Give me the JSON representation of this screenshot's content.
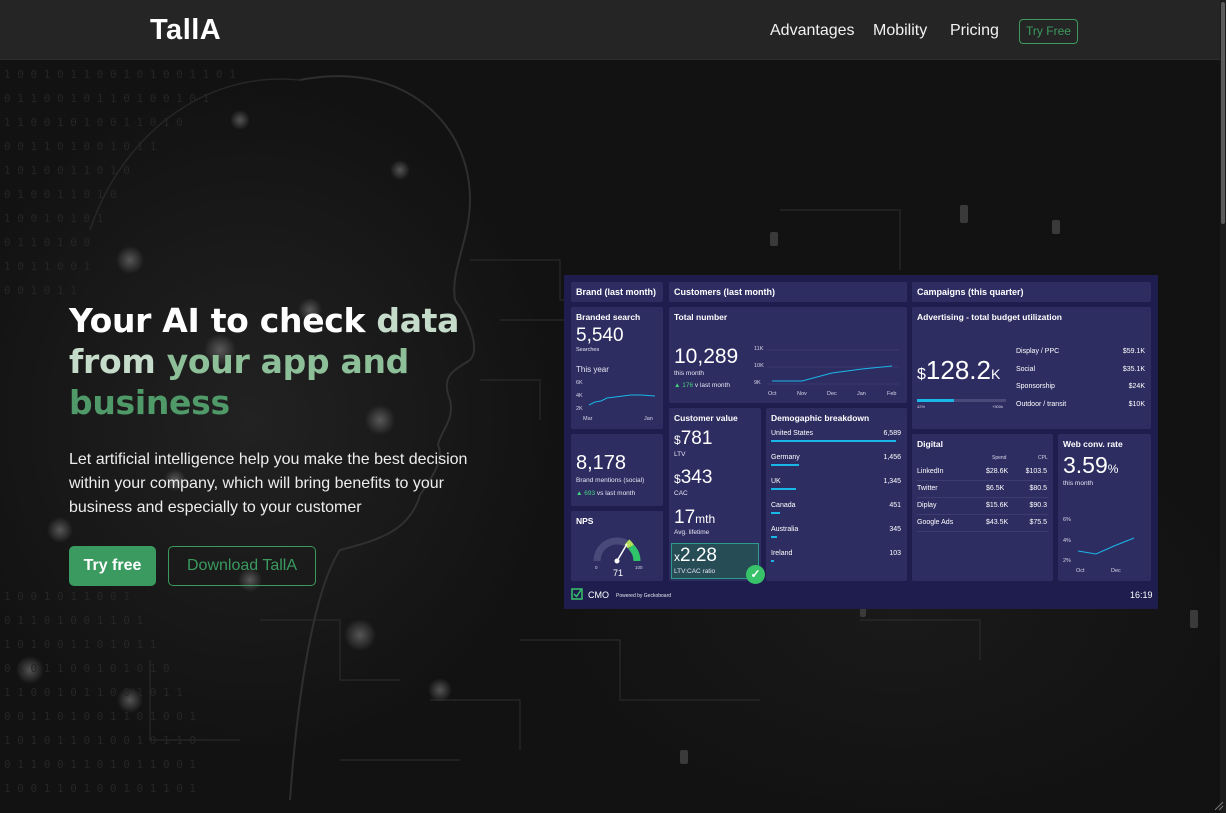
{
  "nav": {
    "brand": "TallA",
    "links": [
      "Advantages",
      "Mobility",
      "Pricing"
    ],
    "cta": "Try Free"
  },
  "hero": {
    "headline_a": "Your AI to check",
    "headline_b": "data",
    "headline_c": "from",
    "headline_d": "your",
    "headline_e": "app and",
    "headline_f": "business",
    "subtext": "Let artificial intelligence help you make the best decision within your company, which will bring benefits to your business and especially to your customer",
    "primary_button": "Try free",
    "secondary_button": "Download TallA"
  },
  "dashboard": {
    "headers": {
      "brand": "Brand (last month)",
      "customers": "Customers (last month)",
      "campaigns": "Campaigns (this quarter)"
    },
    "branded_search": {
      "title": "Branded search",
      "value": "5,540",
      "unit": "Searches",
      "period": "This year",
      "y_ticks": [
        "6K",
        "4K",
        "2K"
      ],
      "x_ticks": [
        "Mar",
        "Jan"
      ]
    },
    "mentions": {
      "value": "8,178",
      "label": "Brand mentions (social)",
      "delta": "693",
      "delta_suffix": "vs last month"
    },
    "nps": {
      "title": "NPS",
      "value": "71",
      "min": "0",
      "max": "100"
    },
    "total_number": {
      "title": "Total number",
      "value": "10,289",
      "period": "this month",
      "delta": "176",
      "delta_suffix": "v last month",
      "y_ticks": [
        "11K",
        "10K",
        "9K"
      ],
      "x_ticks": [
        "Oct",
        "Nov",
        "Dec",
        "Jan",
        "Feb"
      ]
    },
    "customer_value": {
      "title": "Customer value",
      "ltv": "781",
      "ltv_label": "LTV",
      "cac": "343",
      "cac_label": "CAC",
      "lifetime": "17",
      "lifetime_unit": "mth",
      "lifetime_label": "Avg. lifetime",
      "ratio": "2.28",
      "ratio_label": "LTV:CAC ratio",
      "currency": "$",
      "times": "x"
    },
    "demographic": {
      "title": "Demogaphic breakdown",
      "rows": [
        {
          "country": "United States",
          "value": "6,589",
          "share": 1.0
        },
        {
          "country": "Germany",
          "value": "1,456",
          "share": 0.22
        },
        {
          "country": "UK",
          "value": "1,345",
          "share": 0.2
        },
        {
          "country": "Canada",
          "value": "451",
          "share": 0.07
        },
        {
          "country": "Australia",
          "value": "345",
          "share": 0.05
        },
        {
          "country": "Ireland",
          "value": "103",
          "share": 0.02
        }
      ]
    },
    "advertising": {
      "title": "Advertising - total budget utilization",
      "currency": "$",
      "value": "128.2",
      "unit": "K",
      "progress": 0.42,
      "progress_min": "42%",
      "progress_max": "+300k",
      "rows": [
        {
          "label": "Display / PPC",
          "value": "$59.1K"
        },
        {
          "label": "Social",
          "value": "$35.1K"
        },
        {
          "label": "Sponsorship",
          "value": "$24K"
        },
        {
          "label": "Outdoor / transit",
          "value": "$10K"
        }
      ]
    },
    "digital": {
      "title": "Digital",
      "col_spend": "Spend",
      "col_cpl": "CPL",
      "rows": [
        {
          "channel": "LinkedIn",
          "spend": "$28.6K",
          "cpl": "$103.5"
        },
        {
          "channel": "Twitter",
          "spend": "$6.5K",
          "cpl": "$80.5"
        },
        {
          "channel": "Diplay",
          "spend": "$15.6K",
          "cpl": "$90.3"
        },
        {
          "channel": "Google Ads",
          "spend": "$43.5K",
          "cpl": "$75.5"
        }
      ]
    },
    "web_conv": {
      "title": "Web conv. rate",
      "value": "3.59",
      "unit": "%",
      "period": "this month",
      "y_ticks": [
        "6%",
        "4%",
        "2%"
      ],
      "x_ticks": [
        "Oct",
        "Dec"
      ]
    },
    "footer": {
      "name": "CMO",
      "powered": "Powered by Geckoboard",
      "time": "16:19"
    }
  }
}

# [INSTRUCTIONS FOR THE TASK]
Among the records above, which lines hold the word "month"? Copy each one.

# [OUTPUT]
      "brand": "Brand (last month)",
      "customers": "Customers (last month)",
      "delta_suffix": "vs last month"
      "period": "this month",
      "delta_suffix": "v last month",
      "period": "this month",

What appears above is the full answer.